-new accountability arrangements, striking an appropriate balance between the tripartite powers, with effective planning, best value, reporting and inquiry arrangement
-new district policing partnerships giving effective accountability at local level, with a majority of political representatives
-a new code of ethics, applying to all officers, enshrining the principles of human rights
-a new name
-a new badge and flag
-a new human rights oriented training and development programme to form part of the Board's policing plan
-a statutory requirement on the Board and Chief Constable to encourage lateral entry
-part-time recruitment targeted on areas of current low
-phasing out of the full-time reserve
-representativeness, with 50/50 recruitment to the new police service
-First in-take of recruits to the PSNI in October.
-The Good Friday Agreement committed the British Government to establishing a wide-ranging review of criminal justice through a mechanism with an independent element. The Agreement indicated that the criminal justice system should be fair and impartial, responsive to the community and encouraging of its involvement, have the confidence of all parts of the community and deliver justice efficiently and effectively.
-The report of the Criminal Justice Review Group was published in March 2000, and was welcomed by the British Government and by the Irish Government, which considered that its early and effective implementation would make a positive contribution to the implementation of the GFA as a whole.
-The Secretary of State initiated a consultation process (which ended in September 2000) and on 26 October 2000 fully endorsed the general approach of the report.
-The British Government will be publishing detailed legislation and an implementation plan by the end of the summer and expects to introduce legislation in Parliament this session.

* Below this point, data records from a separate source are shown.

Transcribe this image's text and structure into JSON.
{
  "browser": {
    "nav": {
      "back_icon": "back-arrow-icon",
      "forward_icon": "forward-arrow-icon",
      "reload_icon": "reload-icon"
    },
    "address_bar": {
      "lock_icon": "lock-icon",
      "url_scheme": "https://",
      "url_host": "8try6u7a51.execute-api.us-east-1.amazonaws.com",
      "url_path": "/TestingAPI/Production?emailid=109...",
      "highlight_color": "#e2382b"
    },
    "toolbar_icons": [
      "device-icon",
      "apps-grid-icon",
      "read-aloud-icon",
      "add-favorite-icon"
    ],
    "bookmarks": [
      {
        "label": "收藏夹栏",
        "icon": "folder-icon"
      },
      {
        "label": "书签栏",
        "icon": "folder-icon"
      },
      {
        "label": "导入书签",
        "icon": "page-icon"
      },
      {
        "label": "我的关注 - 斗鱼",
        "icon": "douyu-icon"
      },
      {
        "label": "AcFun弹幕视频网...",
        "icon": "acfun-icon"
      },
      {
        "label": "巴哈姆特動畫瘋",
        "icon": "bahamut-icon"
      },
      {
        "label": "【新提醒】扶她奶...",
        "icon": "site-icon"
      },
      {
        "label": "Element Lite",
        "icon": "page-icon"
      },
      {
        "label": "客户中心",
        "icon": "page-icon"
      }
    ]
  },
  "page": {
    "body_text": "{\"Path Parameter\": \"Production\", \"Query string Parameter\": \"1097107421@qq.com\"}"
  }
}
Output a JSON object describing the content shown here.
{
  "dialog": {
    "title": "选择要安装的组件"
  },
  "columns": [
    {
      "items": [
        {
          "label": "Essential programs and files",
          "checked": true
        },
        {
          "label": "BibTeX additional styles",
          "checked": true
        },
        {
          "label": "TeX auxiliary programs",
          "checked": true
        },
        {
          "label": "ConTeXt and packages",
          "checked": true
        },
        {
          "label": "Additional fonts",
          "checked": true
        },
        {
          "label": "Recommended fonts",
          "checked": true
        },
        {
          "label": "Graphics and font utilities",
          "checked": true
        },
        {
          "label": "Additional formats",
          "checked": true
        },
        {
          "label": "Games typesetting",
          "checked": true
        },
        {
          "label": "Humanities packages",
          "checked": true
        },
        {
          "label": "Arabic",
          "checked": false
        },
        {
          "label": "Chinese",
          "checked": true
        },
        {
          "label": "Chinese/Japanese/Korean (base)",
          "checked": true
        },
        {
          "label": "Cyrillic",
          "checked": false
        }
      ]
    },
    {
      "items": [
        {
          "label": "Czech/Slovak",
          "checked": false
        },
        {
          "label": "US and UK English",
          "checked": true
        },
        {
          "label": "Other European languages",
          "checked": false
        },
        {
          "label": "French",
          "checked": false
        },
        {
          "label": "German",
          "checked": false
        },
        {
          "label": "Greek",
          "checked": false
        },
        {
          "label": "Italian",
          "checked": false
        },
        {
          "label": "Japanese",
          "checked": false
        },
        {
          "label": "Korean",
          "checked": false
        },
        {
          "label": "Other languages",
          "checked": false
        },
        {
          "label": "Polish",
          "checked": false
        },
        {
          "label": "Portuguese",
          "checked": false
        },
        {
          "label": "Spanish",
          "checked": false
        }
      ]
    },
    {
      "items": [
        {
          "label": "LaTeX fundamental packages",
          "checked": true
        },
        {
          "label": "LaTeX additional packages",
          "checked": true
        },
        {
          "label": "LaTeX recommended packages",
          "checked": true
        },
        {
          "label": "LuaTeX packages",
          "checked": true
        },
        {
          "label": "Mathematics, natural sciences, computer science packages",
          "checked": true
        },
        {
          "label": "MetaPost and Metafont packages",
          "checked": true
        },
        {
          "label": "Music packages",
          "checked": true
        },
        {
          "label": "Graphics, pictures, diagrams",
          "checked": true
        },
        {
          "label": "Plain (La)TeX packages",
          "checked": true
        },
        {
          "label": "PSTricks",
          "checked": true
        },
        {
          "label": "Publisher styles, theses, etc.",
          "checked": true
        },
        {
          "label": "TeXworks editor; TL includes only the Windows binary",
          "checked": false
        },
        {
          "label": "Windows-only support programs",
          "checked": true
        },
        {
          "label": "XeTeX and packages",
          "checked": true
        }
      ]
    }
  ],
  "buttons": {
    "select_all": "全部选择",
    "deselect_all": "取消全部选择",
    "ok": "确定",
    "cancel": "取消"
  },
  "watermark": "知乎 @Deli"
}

-444 qualifying prisoners released in the North and 57 in the South.
14 July 2001